TASK TO COMPLETE:
Tell me how many lines in the data below hold the string "Bytes", and say nothing else.
EXERCISE MATERIALS below:
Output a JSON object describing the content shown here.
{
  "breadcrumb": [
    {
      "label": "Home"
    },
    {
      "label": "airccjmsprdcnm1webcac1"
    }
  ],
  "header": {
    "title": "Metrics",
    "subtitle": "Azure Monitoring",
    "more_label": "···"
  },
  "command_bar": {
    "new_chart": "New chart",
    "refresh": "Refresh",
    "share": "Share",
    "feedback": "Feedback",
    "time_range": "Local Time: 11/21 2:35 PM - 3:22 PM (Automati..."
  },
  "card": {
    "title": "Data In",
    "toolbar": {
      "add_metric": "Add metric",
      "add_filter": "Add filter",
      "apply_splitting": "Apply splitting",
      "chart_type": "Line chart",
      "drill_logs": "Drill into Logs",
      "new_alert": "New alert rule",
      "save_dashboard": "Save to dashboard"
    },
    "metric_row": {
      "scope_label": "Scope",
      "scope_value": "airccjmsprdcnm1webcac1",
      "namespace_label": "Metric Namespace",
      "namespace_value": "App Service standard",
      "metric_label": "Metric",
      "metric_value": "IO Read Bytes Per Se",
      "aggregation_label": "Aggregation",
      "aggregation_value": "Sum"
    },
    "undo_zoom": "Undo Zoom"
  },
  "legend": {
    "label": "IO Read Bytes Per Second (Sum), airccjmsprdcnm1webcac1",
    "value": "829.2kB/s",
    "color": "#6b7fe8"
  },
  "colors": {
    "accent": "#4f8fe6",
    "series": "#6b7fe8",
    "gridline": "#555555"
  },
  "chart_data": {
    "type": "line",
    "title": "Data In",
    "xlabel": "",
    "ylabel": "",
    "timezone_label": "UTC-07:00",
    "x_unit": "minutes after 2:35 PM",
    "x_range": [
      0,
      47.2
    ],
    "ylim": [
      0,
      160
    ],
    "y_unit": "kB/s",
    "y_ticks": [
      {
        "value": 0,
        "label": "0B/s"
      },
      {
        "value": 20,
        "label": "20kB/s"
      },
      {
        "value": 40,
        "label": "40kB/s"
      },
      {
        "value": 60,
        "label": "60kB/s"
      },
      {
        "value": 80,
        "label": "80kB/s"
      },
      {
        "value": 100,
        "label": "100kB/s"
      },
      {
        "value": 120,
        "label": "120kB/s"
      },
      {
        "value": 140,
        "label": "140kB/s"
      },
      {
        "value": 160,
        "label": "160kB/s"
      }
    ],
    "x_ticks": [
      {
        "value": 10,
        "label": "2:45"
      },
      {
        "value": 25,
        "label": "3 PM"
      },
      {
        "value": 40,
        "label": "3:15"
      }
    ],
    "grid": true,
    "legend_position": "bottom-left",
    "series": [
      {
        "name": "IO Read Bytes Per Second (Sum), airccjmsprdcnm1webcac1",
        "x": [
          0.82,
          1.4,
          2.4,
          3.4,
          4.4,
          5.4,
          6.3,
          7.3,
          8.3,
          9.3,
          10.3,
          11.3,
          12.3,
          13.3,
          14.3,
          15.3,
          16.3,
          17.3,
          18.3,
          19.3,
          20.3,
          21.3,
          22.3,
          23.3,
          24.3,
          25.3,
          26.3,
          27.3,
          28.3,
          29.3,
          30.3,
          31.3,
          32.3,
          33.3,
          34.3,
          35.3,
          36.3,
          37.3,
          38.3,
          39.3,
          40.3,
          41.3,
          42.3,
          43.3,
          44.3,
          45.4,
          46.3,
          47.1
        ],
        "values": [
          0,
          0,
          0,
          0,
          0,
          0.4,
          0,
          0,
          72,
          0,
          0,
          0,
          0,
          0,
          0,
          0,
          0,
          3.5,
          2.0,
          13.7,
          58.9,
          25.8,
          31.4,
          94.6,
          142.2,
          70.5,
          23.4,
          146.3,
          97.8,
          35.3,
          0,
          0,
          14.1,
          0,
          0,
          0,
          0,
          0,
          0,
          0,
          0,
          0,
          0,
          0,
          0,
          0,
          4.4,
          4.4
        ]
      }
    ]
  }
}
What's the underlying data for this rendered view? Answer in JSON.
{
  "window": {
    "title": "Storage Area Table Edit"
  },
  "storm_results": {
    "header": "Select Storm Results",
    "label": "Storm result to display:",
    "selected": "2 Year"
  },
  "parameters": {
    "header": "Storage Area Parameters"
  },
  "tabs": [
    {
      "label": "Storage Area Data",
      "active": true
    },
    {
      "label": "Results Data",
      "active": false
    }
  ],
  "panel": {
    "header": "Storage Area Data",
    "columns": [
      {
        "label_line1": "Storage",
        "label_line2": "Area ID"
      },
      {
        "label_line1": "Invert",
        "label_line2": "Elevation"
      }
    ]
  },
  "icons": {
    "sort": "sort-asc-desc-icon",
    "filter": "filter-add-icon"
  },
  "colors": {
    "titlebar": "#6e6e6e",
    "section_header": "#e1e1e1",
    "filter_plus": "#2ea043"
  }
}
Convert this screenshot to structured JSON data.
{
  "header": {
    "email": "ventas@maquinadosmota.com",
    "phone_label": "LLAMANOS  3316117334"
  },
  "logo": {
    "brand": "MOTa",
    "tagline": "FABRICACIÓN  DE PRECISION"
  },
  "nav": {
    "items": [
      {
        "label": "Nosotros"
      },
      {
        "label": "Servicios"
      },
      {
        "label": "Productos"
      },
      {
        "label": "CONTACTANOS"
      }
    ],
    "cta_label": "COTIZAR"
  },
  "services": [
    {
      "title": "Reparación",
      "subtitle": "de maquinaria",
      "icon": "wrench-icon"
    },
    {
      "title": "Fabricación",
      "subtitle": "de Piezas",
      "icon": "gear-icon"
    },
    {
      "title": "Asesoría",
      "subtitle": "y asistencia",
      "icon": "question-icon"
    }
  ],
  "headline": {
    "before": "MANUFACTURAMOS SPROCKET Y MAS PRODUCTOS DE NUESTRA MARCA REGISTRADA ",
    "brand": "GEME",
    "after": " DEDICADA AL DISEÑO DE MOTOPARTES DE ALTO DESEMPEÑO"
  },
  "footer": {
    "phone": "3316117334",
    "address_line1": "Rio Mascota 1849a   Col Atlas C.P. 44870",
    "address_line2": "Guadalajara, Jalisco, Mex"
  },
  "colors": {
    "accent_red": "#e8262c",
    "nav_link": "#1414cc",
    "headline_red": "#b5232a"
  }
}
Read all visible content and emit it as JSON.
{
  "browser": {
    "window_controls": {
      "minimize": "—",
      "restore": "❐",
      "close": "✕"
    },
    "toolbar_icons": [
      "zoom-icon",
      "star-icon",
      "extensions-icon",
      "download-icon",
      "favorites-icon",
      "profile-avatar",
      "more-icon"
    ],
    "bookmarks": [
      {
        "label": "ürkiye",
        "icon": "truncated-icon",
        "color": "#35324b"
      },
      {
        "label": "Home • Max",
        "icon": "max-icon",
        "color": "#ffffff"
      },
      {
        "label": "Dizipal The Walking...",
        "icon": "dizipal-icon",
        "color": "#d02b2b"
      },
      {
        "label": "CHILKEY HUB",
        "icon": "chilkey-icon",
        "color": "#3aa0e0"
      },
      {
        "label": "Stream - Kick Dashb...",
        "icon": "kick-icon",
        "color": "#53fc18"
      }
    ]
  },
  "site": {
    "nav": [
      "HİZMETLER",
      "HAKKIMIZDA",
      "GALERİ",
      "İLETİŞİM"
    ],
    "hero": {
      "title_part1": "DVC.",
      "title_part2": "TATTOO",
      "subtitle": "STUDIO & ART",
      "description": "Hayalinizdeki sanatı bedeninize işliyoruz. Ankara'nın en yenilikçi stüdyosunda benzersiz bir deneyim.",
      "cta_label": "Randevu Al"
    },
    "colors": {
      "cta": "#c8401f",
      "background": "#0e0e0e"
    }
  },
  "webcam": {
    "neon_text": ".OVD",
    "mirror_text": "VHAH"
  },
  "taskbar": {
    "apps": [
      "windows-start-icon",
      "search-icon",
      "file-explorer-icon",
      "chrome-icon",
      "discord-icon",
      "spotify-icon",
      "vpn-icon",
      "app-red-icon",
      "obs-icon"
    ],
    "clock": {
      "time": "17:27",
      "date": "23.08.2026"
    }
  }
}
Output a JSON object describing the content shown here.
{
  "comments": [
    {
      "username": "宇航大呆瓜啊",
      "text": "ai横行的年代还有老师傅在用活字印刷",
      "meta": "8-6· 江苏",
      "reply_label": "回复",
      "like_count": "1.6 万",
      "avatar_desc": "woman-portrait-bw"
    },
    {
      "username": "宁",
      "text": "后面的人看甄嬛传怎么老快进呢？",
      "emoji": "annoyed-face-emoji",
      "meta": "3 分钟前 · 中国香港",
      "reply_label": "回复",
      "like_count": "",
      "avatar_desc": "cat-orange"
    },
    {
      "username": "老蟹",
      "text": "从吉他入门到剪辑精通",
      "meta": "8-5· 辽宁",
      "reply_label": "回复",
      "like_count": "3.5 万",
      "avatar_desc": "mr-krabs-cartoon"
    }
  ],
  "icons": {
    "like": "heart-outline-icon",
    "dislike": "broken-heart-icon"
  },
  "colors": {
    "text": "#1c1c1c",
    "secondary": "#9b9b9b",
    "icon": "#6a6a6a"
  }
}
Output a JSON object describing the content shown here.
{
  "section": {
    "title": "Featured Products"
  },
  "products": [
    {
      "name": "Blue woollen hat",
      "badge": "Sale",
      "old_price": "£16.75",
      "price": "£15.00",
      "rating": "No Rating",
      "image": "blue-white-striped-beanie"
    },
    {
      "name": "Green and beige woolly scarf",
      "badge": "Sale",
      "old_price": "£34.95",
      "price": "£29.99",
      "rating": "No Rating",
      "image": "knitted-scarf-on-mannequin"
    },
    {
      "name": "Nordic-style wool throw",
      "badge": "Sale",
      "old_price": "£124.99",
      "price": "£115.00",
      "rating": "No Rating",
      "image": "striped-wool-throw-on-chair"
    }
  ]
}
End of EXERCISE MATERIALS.
EXERCISE SOLUTION:
3